The Africa Finance Corporation (AFC) has announced its 2015 fiscal year results. Despite a difficult operating environment, the corporation delivered strong underlying operating results, achieving 25 per cent growth in its balance sheet.
Also, a statement from the AFC showed that while its total assets grew to $3.2 billion, net interest income increased by 39 per cent to $108.4 million, with net interest margins growth to 4.4 per cent, a seven per cent improvement over the prior year.
Its fees, commissions and other income however declined by 85 per cent, largely due to one-off revenues of $46 million recorded in 2014.
In April 2015, as part of its efforts to diversify its funding base, the orporation successfully issued its maiden eurobond of $750 million as part of its established US$3 billion Eurobond Global Medium Term Notes (GMTN) Programme. Reception of the bond was strong, and it was six times over-subscribed, positioning AFC in the capital marketsas a strong African credit.
“As expected, as a result ofthe challenging 2015 economic environment there was the need to maintain a tight rein on costs. Management had strong oversight on operating costs resulting in a 22 per cent year-on-year decline to $30 million delivering a cost to income ratio of 22 per cent down from the 26 per cent recorded in 2014.
“Although no risk asset was impaired during the year under review, the corporation’s first portfolio impairment charge of $26.7 million was recorded, in light of increased default risks, particularly in the corporation’s oil and gas risk asset portfolio. Overall, the corporation remains strongly capitalised, with a capital adequacy of 50 per cent.
“AFC is also very liquid, with approximately $1 billion liquidity as at December 2015, positioning the Corporation to take advantage of investment opportunities in 2016,” the statement added.

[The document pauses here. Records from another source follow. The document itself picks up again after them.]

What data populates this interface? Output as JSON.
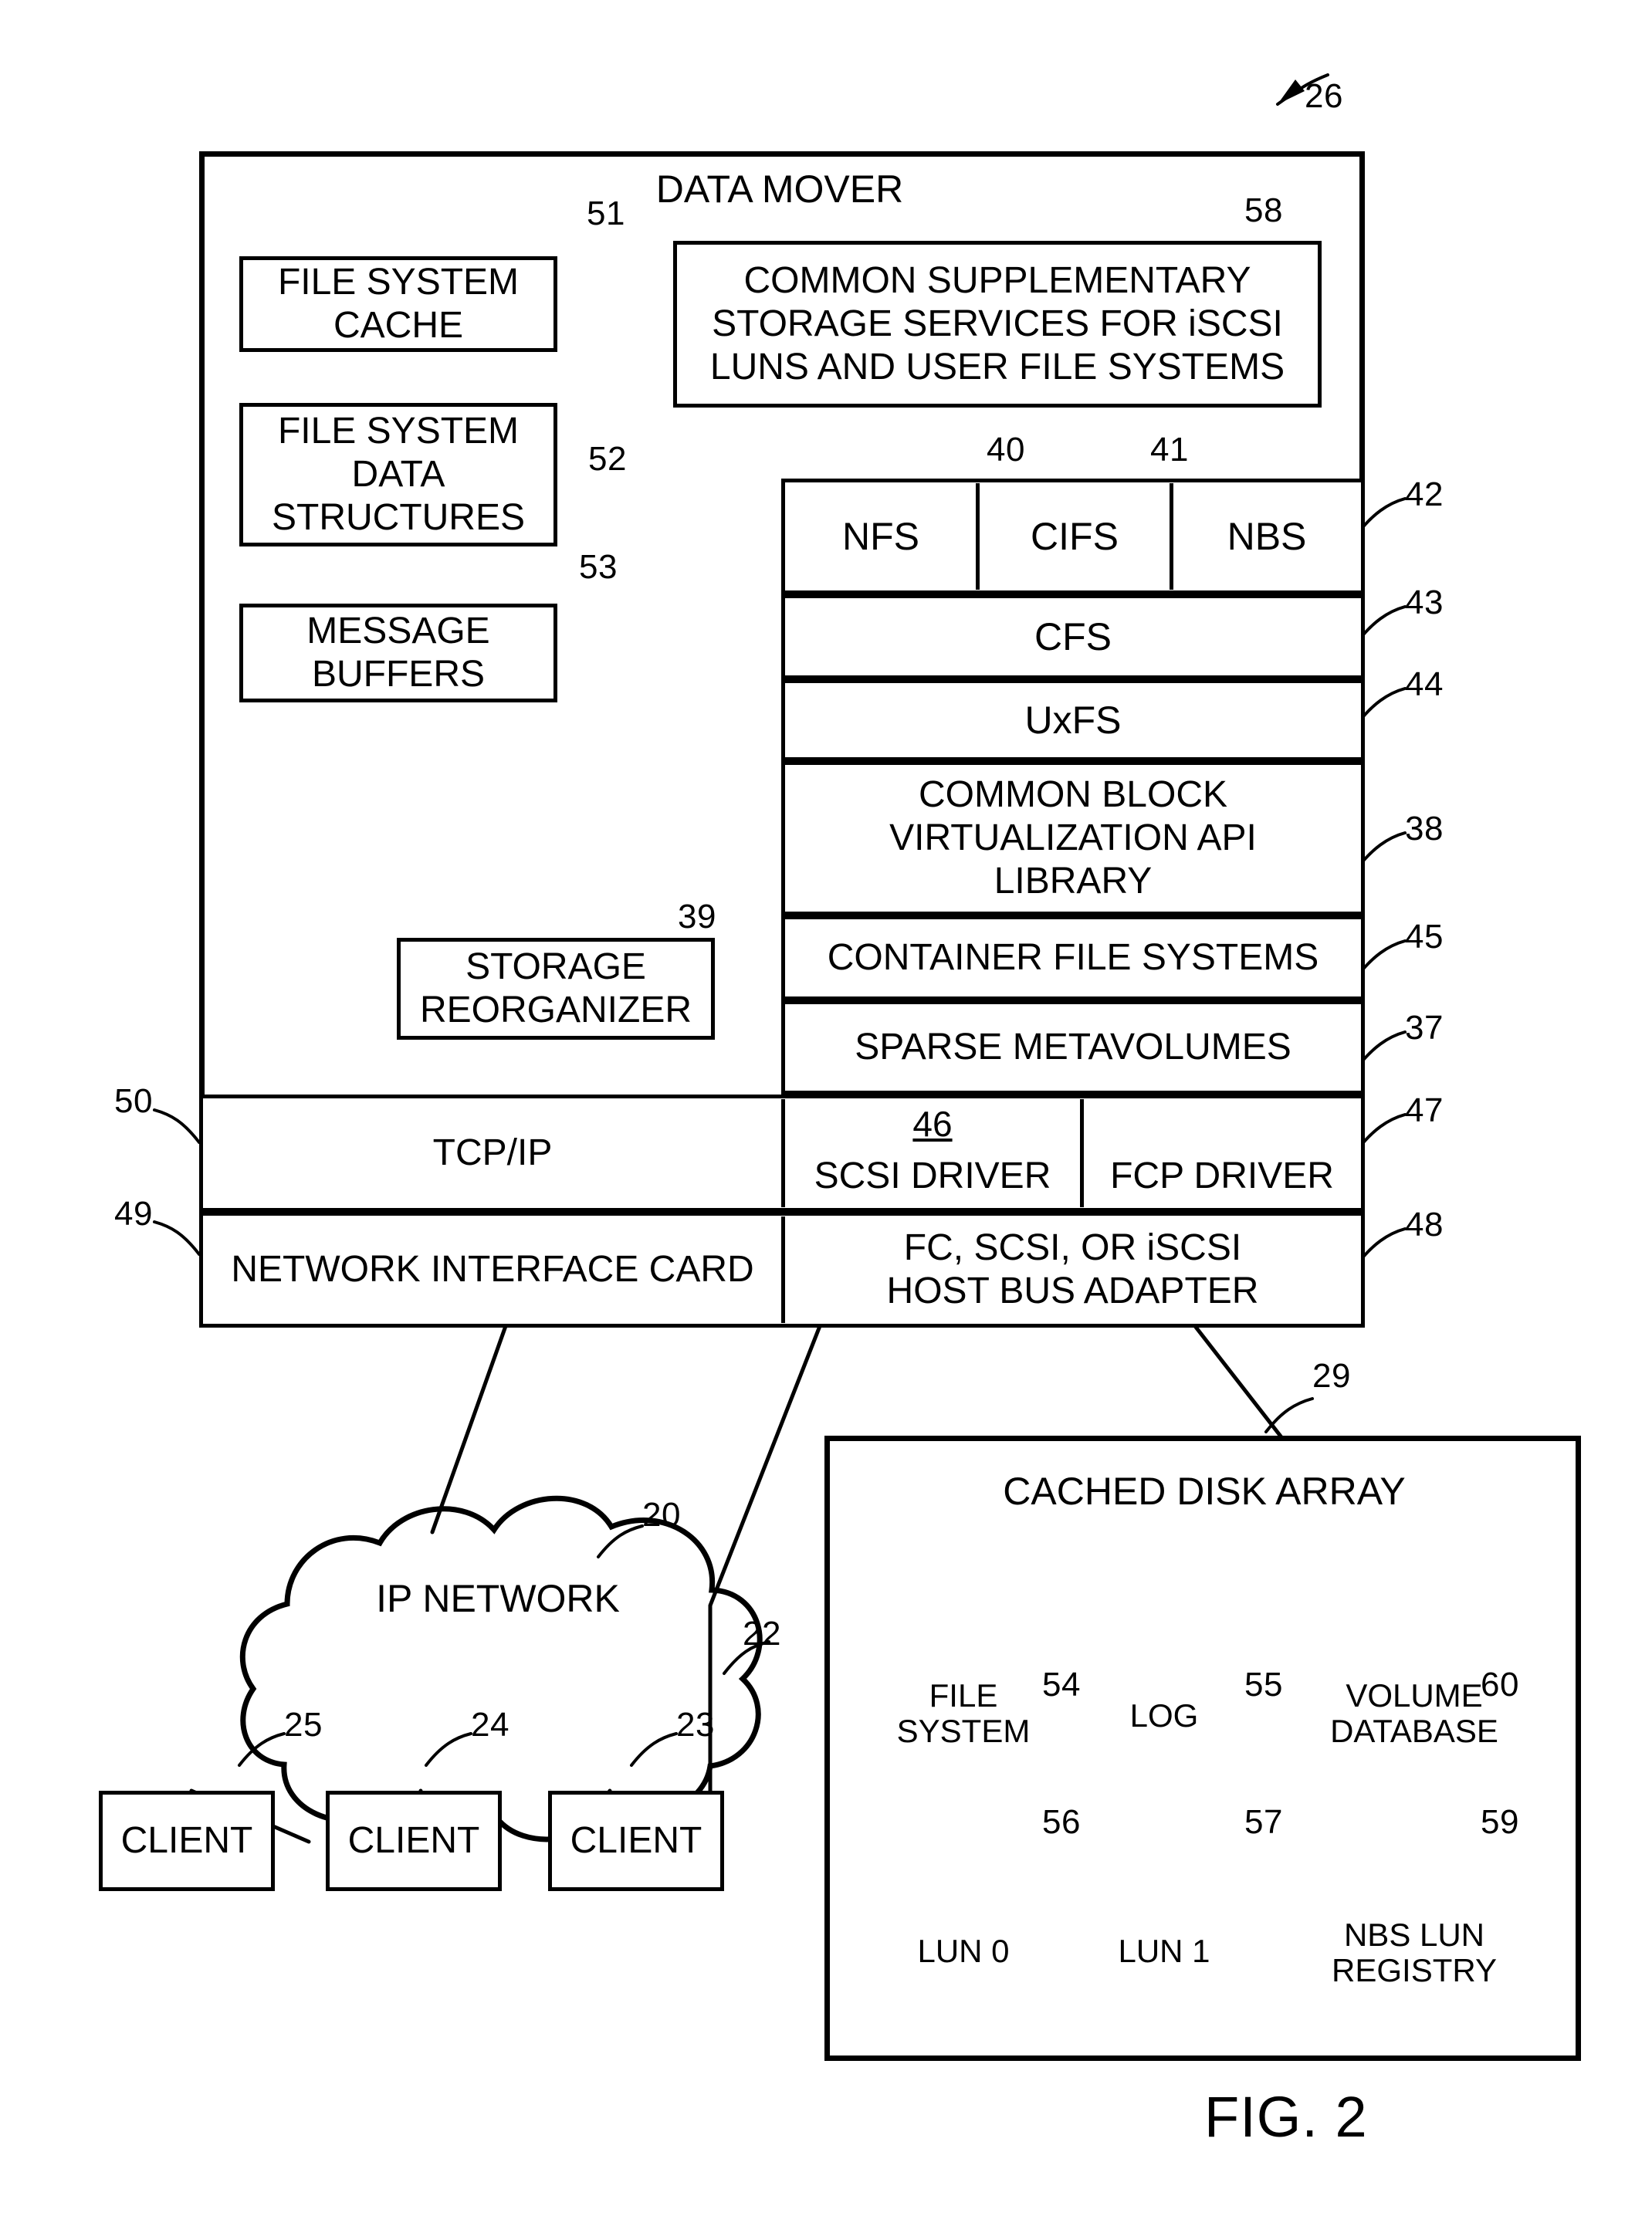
{
  "figure": {
    "label": "FIG. 2"
  },
  "data_mover": {
    "title": "DATA MOVER",
    "ref": "26",
    "left_boxes": [
      {
        "label": "FILE SYSTEM\nCACHE",
        "ref": "51"
      },
      {
        "label": "FILE SYSTEM\nDATA\nSTRUCTURES",
        "ref": "52"
      },
      {
        "label": "MESSAGE\nBUFFERS",
        "ref": "53"
      },
      {
        "label": "STORAGE\nREORGANIZER",
        "ref": "39"
      }
    ],
    "supplementary": {
      "label": "COMMON SUPPLEMENTARY\nSTORAGE SERVICES FOR  iSCSI\nLUNS AND USER FILE SYSTEMS",
      "ref": "58"
    },
    "protocols": [
      {
        "label": "NFS",
        "ref": "40"
      },
      {
        "label": "CIFS",
        "ref": "41"
      },
      {
        "label": "NBS",
        "ref": "42"
      }
    ],
    "stack": [
      {
        "label": "CFS",
        "ref": "43"
      },
      {
        "label": "UxFS",
        "ref": "44"
      },
      {
        "label": "COMMON BLOCK\nVIRTUALIZATION API\nLIBRARY",
        "ref": "38"
      },
      {
        "label": "CONTAINER FILE SYSTEMS",
        "ref": "45"
      },
      {
        "label": "SPARSE METAVOLUMES",
        "ref": "37"
      }
    ],
    "driver_row": {
      "tcpip": {
        "label": "TCP/IP",
        "ref": "50"
      },
      "scsi": {
        "label": "SCSI DRIVER",
        "ref": "46"
      },
      "fcp": {
        "label": "FCP DRIVER",
        "ref": "47"
      }
    },
    "adapter_row": {
      "nic": {
        "label": "NETWORK INTERFACE CARD",
        "ref": "49"
      },
      "hba": {
        "label": "FC, SCSI, OR iSCSI\nHOST BUS ADAPTER",
        "ref": "48"
      }
    }
  },
  "network": {
    "cloud_label": "IP NETWORK",
    "cloud_ref": "20",
    "link_ref": "22",
    "clients": [
      {
        "label": "CLIENT",
        "ref": "25"
      },
      {
        "label": "CLIENT",
        "ref": "24"
      },
      {
        "label": "CLIENT",
        "ref": "23"
      }
    ]
  },
  "disk_array": {
    "title": "CACHED DISK ARRAY",
    "ref": "29",
    "cylinders": [
      {
        "label": "FILE\nSYSTEM",
        "ref": "54"
      },
      {
        "label": "LOG",
        "ref": "55"
      },
      {
        "label": "VOLUME\nDATABASE",
        "ref": "60"
      },
      {
        "label": "LUN 0",
        "ref": "56"
      },
      {
        "label": "LUN 1",
        "ref": "57"
      },
      {
        "label": "NBS LUN\nREGISTRY",
        "ref": "59"
      }
    ]
  }
}
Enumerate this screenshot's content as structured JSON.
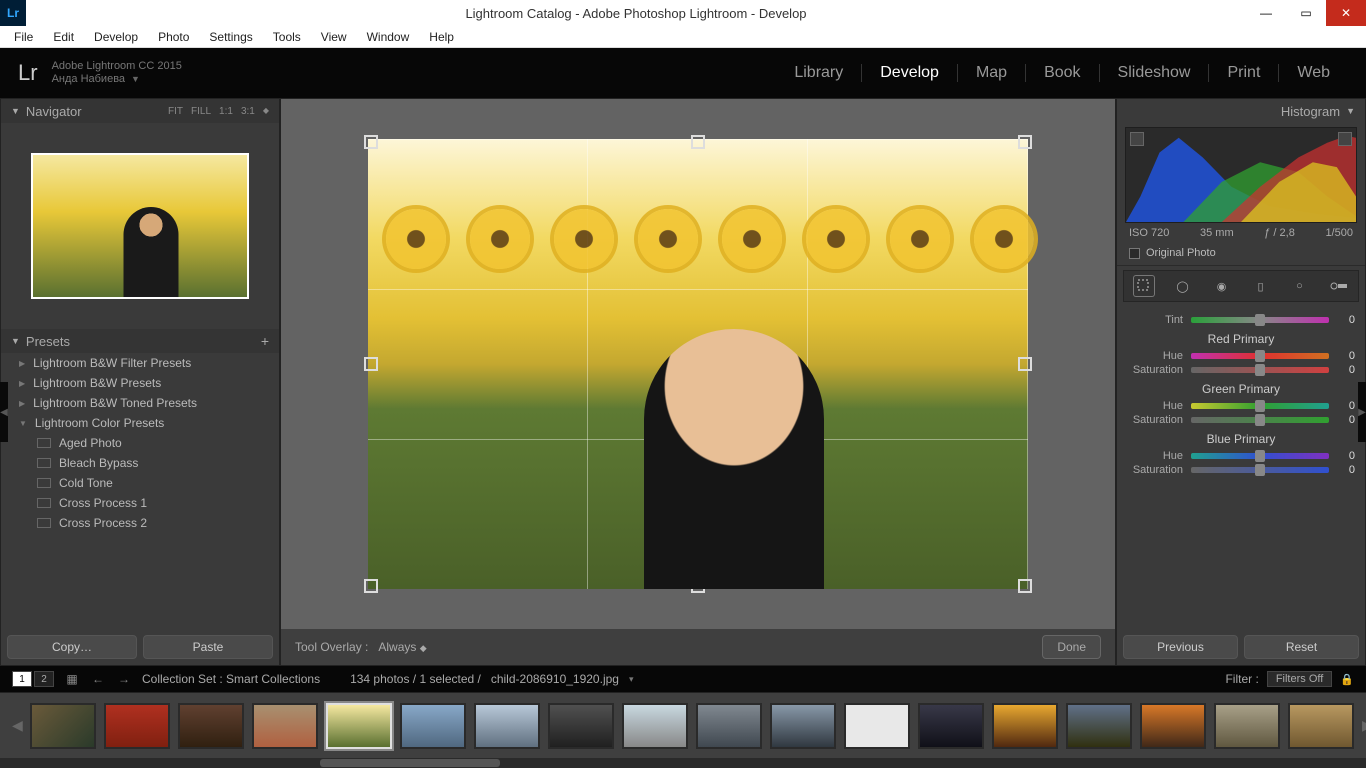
{
  "window": {
    "title": "Lightroom Catalog - Adobe Photoshop Lightroom - Develop",
    "lr_badge": "Lr"
  },
  "menubar": [
    "File",
    "Edit",
    "Develop",
    "Photo",
    "Settings",
    "Tools",
    "View",
    "Window",
    "Help"
  ],
  "identity": {
    "logo": "Lr",
    "line1": "Adobe Lightroom CC 2015",
    "line2": "Анда Набиева"
  },
  "modules": [
    {
      "label": "Library",
      "active": false
    },
    {
      "label": "Develop",
      "active": true
    },
    {
      "label": "Map",
      "active": false
    },
    {
      "label": "Book",
      "active": false
    },
    {
      "label": "Slideshow",
      "active": false
    },
    {
      "label": "Print",
      "active": false
    },
    {
      "label": "Web",
      "active": false
    }
  ],
  "left": {
    "navigator": {
      "title": "Navigator",
      "zoom": [
        "FIT",
        "FILL",
        "1:1",
        "3:1"
      ]
    },
    "presets": {
      "title": "Presets",
      "groups": [
        {
          "label": "Lightroom B&W Filter Presets",
          "open": false
        },
        {
          "label": "Lightroom B&W Presets",
          "open": false
        },
        {
          "label": "Lightroom B&W Toned Presets",
          "open": false
        },
        {
          "label": "Lightroom Color Presets",
          "open": true,
          "items": [
            "Aged Photo",
            "Bleach Bypass",
            "Cold Tone",
            "Cross Process 1",
            "Cross Process 2"
          ]
        }
      ]
    },
    "copy": "Copy…",
    "paste": "Paste"
  },
  "center": {
    "tool_overlay_label": "Tool Overlay :",
    "tool_overlay_value": "Always",
    "done": "Done"
  },
  "right": {
    "histogram_title": "Histogram",
    "exif": {
      "iso": "ISO 720",
      "focal": "35 mm",
      "aperture": "ƒ / 2,8",
      "shutter": "1/500"
    },
    "original_label": "Original Photo",
    "adjust": {
      "tint": {
        "label": "Tint",
        "value": 0
      },
      "red": {
        "title": "Red Primary",
        "hue": {
          "label": "Hue",
          "value": 0
        },
        "sat": {
          "label": "Saturation",
          "value": 0
        }
      },
      "green": {
        "title": "Green Primary",
        "hue": {
          "label": "Hue",
          "value": 0
        },
        "sat": {
          "label": "Saturation",
          "value": 0
        }
      },
      "blue": {
        "title": "Blue Primary",
        "hue": {
          "label": "Hue",
          "value": 0
        },
        "sat": {
          "label": "Saturation",
          "value": 0
        }
      }
    },
    "previous": "Previous",
    "reset": "Reset"
  },
  "filmstrip": {
    "view_numbers": [
      "1",
      "2"
    ],
    "collection_label": "Collection Set : Smart Collections",
    "count_text": "134 photos / 1 selected /",
    "filename": "child-2086910_1920.jpg",
    "filter_label": "Filter :",
    "filter_value": "Filters Off"
  }
}
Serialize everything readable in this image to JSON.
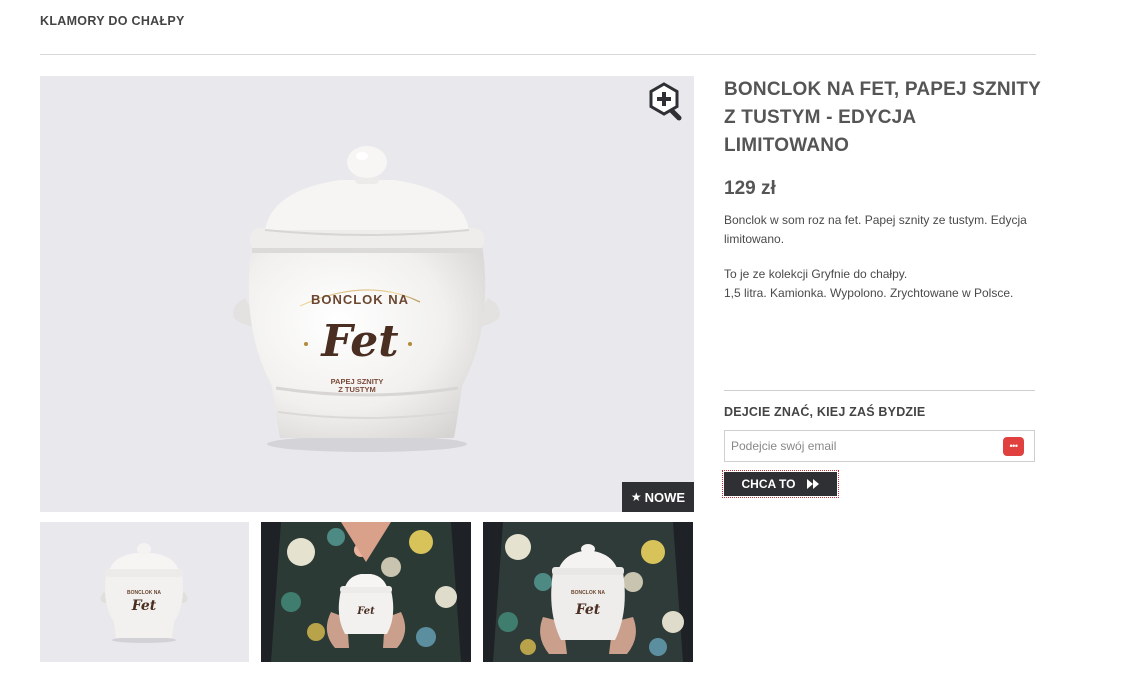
{
  "breadcrumb": {
    "label": "KLAMORY DO CHAŁPY"
  },
  "product": {
    "title": "BONCLOK NA FET, PAPEJ SZNITY Z TUSTYM - EDYCJA LIMITOWANO",
    "price": "129 zł",
    "description_1": "Bonclok w som roz na fet. Papej sznity ze tustym. Edycja limitowano.",
    "description_2_line_1": "To je ze kolekcji Gryfnie do chałpy.",
    "description_2_line_2": "1,5 litra. Kamionka. Wypolono. Zrychtowane w Polsce."
  },
  "image": {
    "badge_label": "NOWE",
    "badge_icon": "star-icon",
    "zoom_icon": "zoom-in-icon",
    "jar_text_top": "BONCLOK NA",
    "jar_text_main": "Fet",
    "jar_text_bottom_1": "PAPEJ SZNITY",
    "jar_text_bottom_2": "Z TUSTYM"
  },
  "notify": {
    "heading": "DEJCIE ZNAĆ, KIEJ ZAŚ BYDZIE",
    "email_placeholder": "Podejcie swój email",
    "email_value": "",
    "password_manager_icon": "password-manager-icon",
    "submit_label": "CHCA TO",
    "submit_icon": "fast-forward-icon"
  },
  "thumbnails": [
    {
      "name": "thumbnail-jar-studio"
    },
    {
      "name": "thumbnail-jar-held-1"
    },
    {
      "name": "thumbnail-jar-held-2"
    }
  ],
  "colors": {
    "dark": "#2f3033",
    "background_image": "#e9e8ec",
    "accent_red": "#e0413f",
    "jar_gold": "#b38a3a",
    "jar_brown": "#5a3a2a"
  }
}
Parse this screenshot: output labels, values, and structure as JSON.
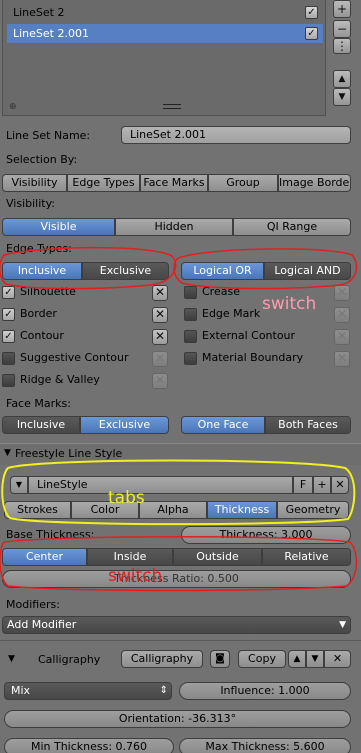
{
  "linesets": {
    "items": [
      {
        "name": "LineSet 2",
        "checked": true,
        "selected": false
      },
      {
        "name": "LineSet 2.001",
        "checked": true,
        "selected": true
      }
    ]
  },
  "side_buttons": {
    "add": "+",
    "remove": "−",
    "down_arrow": "▼",
    "up_arrow": "▲",
    "menu": "⋮"
  },
  "lineset_name": {
    "label": "Line Set Name:",
    "value": "LineSet 2.001"
  },
  "selection_by": {
    "label": "Selection By:",
    "tabs": [
      "Visibility",
      "Edge Types",
      "Face Marks",
      "Group",
      "Image Border"
    ]
  },
  "visibility": {
    "label": "Visibility:",
    "options": [
      "Visible",
      "Hidden",
      "QI Range"
    ],
    "selected": "Visible"
  },
  "edge_types": {
    "label": "Edge Types:",
    "mode_options": [
      "Inclusive",
      "Exclusive"
    ],
    "mode_selected": "Inclusive",
    "logic_options": [
      "Logical OR",
      "Logical AND"
    ],
    "logic_selected": "Logical OR",
    "left_items": [
      {
        "label": "Silhouette",
        "checked": true
      },
      {
        "label": "Border",
        "checked": true
      },
      {
        "label": "Contour",
        "checked": true
      },
      {
        "label": "Suggestive Contour",
        "checked": false
      },
      {
        "label": "Ridge & Valley",
        "checked": false
      }
    ],
    "right_items": [
      {
        "label": "Crease",
        "checked": false
      },
      {
        "label": "Edge Mark",
        "checked": false
      },
      {
        "label": "External Contour",
        "checked": false
      },
      {
        "label": "Material Boundary",
        "checked": false
      }
    ]
  },
  "face_marks": {
    "label": "Face Marks:",
    "mode_options": [
      "Inclusive",
      "Exclusive"
    ],
    "mode_selected": "Exclusive",
    "face_options": [
      "One Face",
      "Both Faces"
    ],
    "face_selected": "One Face"
  },
  "line_style": {
    "panel_title": "Freestyle Line Style",
    "style_name": "LineStyle",
    "fake_user": "F",
    "tabs": [
      "Strokes",
      "Color",
      "Alpha",
      "Thickness",
      "Geometry"
    ],
    "tab_selected": "Thickness"
  },
  "thickness": {
    "base_label": "Base Thickness:",
    "base_value": "Thickness: 3.000",
    "position_options": [
      "Center",
      "Inside",
      "Outside",
      "Relative"
    ],
    "position_selected": "Center",
    "ratio": "Thickness Ratio: 0.500"
  },
  "modifiers": {
    "label": "Modifiers:",
    "add_button": "Add Modifier",
    "calligraphy": {
      "title": "Calligraphy",
      "name_field": "Calligraphy",
      "copy": "Copy",
      "blend": "Mix",
      "influence": "Influence: 1.000",
      "orientation": "Orientation: -36.313°",
      "min_thickness": "Min Thickness: 0.760",
      "max_thickness": "Max Thickness: 5.600"
    }
  },
  "annotations": {
    "switch_1": "switch",
    "tabs": "tabs",
    "switch_2": "switch",
    "color_red": "#e02020",
    "color_yellow": "#f0f020",
    "color_pink": "#ff9ab0"
  }
}
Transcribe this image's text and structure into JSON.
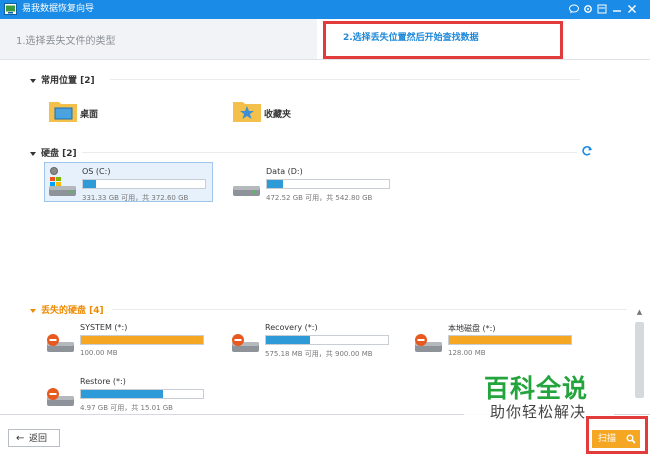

In addition, the corporation recorded total comprehensive income of $70.3 million for the year, representing a decline of 38 per cent compared to 2014. However total comprehensive income, after the adjustments forthe exceptional fees accrued in 2014 represents a growth of three per cent, even after taking into consideration the Corporation’s first portfolio impairment charge.
2015 was characterised by a decline in commodity prices, in particular oil, minerals and soft commodities. Oil prices remained under pressure owing to a supply glut, a situation which saw prices plummet by approximately 50 per cent during the year. In addition China’s demand for raw material imports decreased as the country’s economy rebalanced away from manufacturing to services.
Commenting on the results, the President and CEO of AFC, Mr. Andrew Alli said: “We are pleased to report that despite the economic headwinds we have seen our total assets grow by 25 per cent. Support for the AFC and its mandate as an investor in crucial infrastructure across Africa has also been met with the launch of our US$750 million Eurobond, which was six times over-subscribed.
“As global economic uncertainty persists, the AFC is well placed to continue to deliver returns to shareholders and new infrastructure that will bolster economic growth and have real social impact across Africa.”